January 25 - A double shot of William Powell and Myrna Loy this Saturday morning with The Thin Man Goes Home (1945) at 6:30 am and Double Wedding (1937), which I find especially hilarious, following at 8:30 am.
Sunday, January 26 - The Pride of the Yankees (1942) still hasn’t been topped when it comes to baseball movies. It’s on at 12 noon. That evening TCM features a John Ford-Henry Fonda double feature with Young Mr. Lincoln (1939) at 8:00 pm and Drums Along the Mohawk (1939) at 10. I prefer the latter, even if I find Fonda and Claudette Colbert miscast in a Revolutionary War setting. I’ve yet to love any of the movies about Lincoln and yes, I’m including the most recent Spielberg film when I say that.
Monday, January 27 - Irving Bacon day. Juke Girl (1942), with Ann Sheridan, Ronald Reagan and Richard Whorf, is a favorite here.
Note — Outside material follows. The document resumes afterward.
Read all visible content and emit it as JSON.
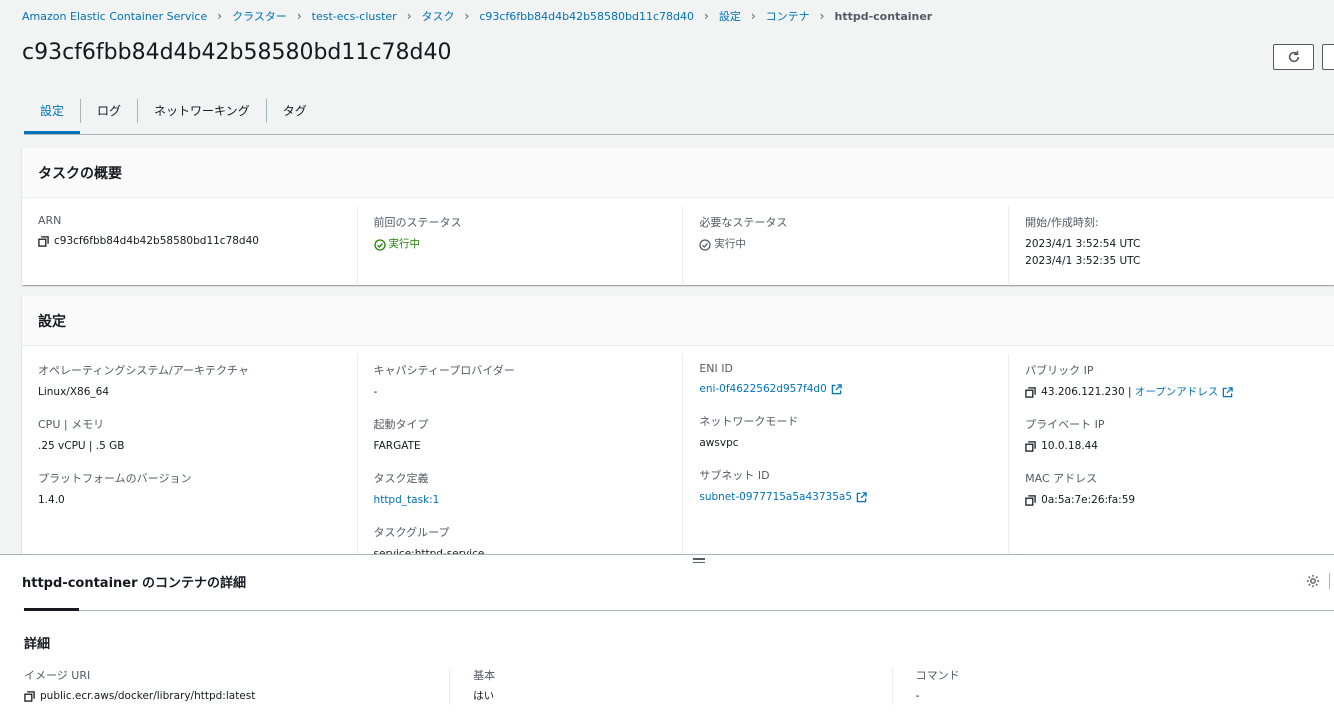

I usually pair this one with They Drive by Night (1940), as they have a similar working class feel to them. Probably not a shocker since They Drive by Night was adapted from a novel by A.I. Bezzerides, who later wrote the screenplay for Juke Girl.
Janet Gaynor and Robert Taylor star in William A. Wellman’s Small Town Girl (1936) with James Stewart. I wrote about this one a few years ago and didn’t seem very impressed. Going on memory I’d say it’s okay, no better.
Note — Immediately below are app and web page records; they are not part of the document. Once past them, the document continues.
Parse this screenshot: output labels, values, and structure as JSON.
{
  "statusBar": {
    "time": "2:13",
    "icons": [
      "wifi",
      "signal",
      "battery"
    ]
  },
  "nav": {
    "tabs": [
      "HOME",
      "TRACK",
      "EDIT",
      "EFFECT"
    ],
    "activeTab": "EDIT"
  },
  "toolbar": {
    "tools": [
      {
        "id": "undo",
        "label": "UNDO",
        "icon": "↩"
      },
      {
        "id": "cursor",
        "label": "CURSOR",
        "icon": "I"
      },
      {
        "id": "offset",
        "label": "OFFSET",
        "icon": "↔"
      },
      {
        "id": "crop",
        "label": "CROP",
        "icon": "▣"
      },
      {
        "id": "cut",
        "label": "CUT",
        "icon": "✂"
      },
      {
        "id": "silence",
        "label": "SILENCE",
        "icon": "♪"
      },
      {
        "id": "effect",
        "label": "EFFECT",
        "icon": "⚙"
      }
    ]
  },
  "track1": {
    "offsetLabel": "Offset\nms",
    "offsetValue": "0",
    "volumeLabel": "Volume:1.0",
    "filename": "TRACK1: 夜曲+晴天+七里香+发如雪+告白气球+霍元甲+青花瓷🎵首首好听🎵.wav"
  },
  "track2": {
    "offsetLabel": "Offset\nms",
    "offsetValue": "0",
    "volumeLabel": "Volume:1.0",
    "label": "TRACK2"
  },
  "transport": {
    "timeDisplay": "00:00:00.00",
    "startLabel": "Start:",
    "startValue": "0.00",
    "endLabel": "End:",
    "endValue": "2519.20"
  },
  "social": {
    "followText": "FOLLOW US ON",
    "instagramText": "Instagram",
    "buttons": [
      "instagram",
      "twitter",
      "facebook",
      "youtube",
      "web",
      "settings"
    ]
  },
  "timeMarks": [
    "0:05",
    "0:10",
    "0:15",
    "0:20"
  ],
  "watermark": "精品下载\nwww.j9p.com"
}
January 28 - The Ernst Lubitsch (1892-1947) birthday marathon begins at 6:45 am and plays through until 8 pm. Strong stuff, even if TCM misses all of my favorite Paramount titles from the early ‘30s. Talkies on the schedule include The Merry Widow (1934) at 10:30 am, Ninotchka (1939) at 12:15 pm, The Shop Around the Corner (1940) at 2:15 pm and To Be or Not to Be (1942) at 5:30 pm.
Thursday, January 30 - Philo Vance Day with six movies playing between 8:15 am and 4:15 pm and. The featured Philos include one movie apiece from: Basil Rathbone, William Powell, Warren William, Paul Lukas, Edmund Lowe and James Stephenson. Fun fact, I’ve owned the domain name PhiloVance.com for several years now and still haven’t decided what, if anything, to do with it. (It currently forwards to a single post on my Warren William site, which is actually relevant to this paragraph).After the Philos there’s an interesting little Jim Bannon triple feature tucked into the afternoon: I Love a Mystery (1945) with Nina Foch and George Macready, The Devil’s Mask (1946) with Anita Louise and The Unknown (1946) starring Karen Morley. Each of these three “B” movies are from Columbia and directed by Henry Levin.
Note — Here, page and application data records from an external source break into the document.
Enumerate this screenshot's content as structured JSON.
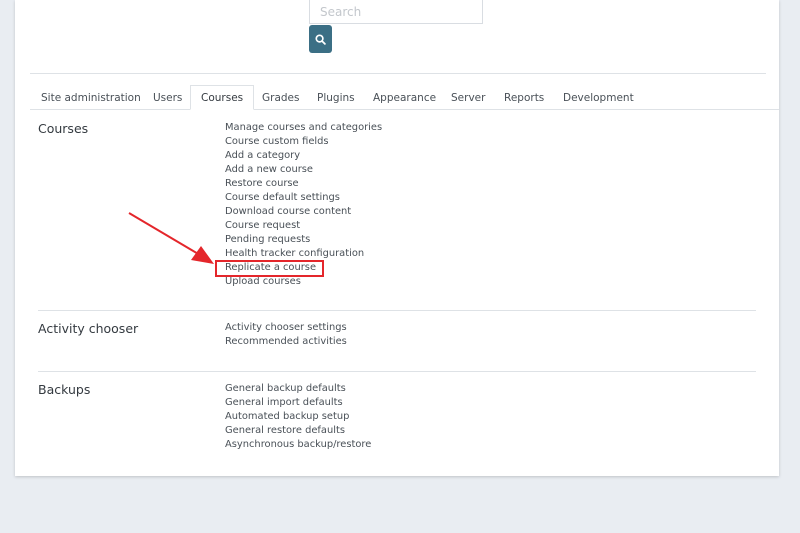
{
  "search": {
    "placeholder": "Search"
  },
  "tabs": [
    {
      "label": "Site administration",
      "active": false
    },
    {
      "label": "Users",
      "active": false
    },
    {
      "label": "Courses",
      "active": true
    },
    {
      "label": "Grades",
      "active": false
    },
    {
      "label": "Plugins",
      "active": false
    },
    {
      "label": "Appearance",
      "active": false
    },
    {
      "label": "Server",
      "active": false
    },
    {
      "label": "Reports",
      "active": false
    },
    {
      "label": "Development",
      "active": false
    }
  ],
  "sections": [
    {
      "title": "Courses",
      "links": [
        "Manage courses and categories",
        "Course custom fields",
        "Add a category",
        "Add a new course",
        "Restore course",
        "Course default settings",
        "Download course content",
        "Course request",
        "Pending requests",
        "Health tracker configuration",
        "Replicate a course",
        "Upload courses"
      ]
    },
    {
      "title": "Activity chooser",
      "links": [
        "Activity chooser settings",
        "Recommended activities"
      ]
    },
    {
      "title": "Backups",
      "links": [
        "General backup defaults",
        "General import defaults",
        "Automated backup setup",
        "General restore defaults",
        "Asynchronous backup/restore"
      ]
    }
  ],
  "annotation": {
    "highlighted_link": "Replicate a course",
    "color": "#e4262b"
  },
  "colors": {
    "accent": "#3b6f85",
    "text": "#495057",
    "background": "#e9edf2"
  }
}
That same evening TCM plays the final round of Joan Crawford films. They couldn’t push it to 24 hours this time, but the evening includes later Crawford titles such as What Ever Happened to Baby Jane? (1962) at 10:15 pm. Eight movies in all, 1959-1970, play between 8:00 pm on the 30th through Friday morning, the 31st, at 11:00 am.
January 31 - The latter part of the final “Science in the Movies” spotlight is a biopic double feature starring Paul Muni in The Story of Louis Pasteur (1936) at 12 midnight and Edward G. Robinson in Dr. Ehrlich’s Magic Bullet (1940) at 1:45 am. Both are excellent.
“31 Days of Oscar” begins on February 1, but we do have Star of the Month Mary Astor to look forward to in March.
For a collection of recommendations for TCM in January from several other bloggers be sure to check out Kristina's January Classic Viewing Guide collection of links at the Speakeasy (Link at top right of that page once it is posted).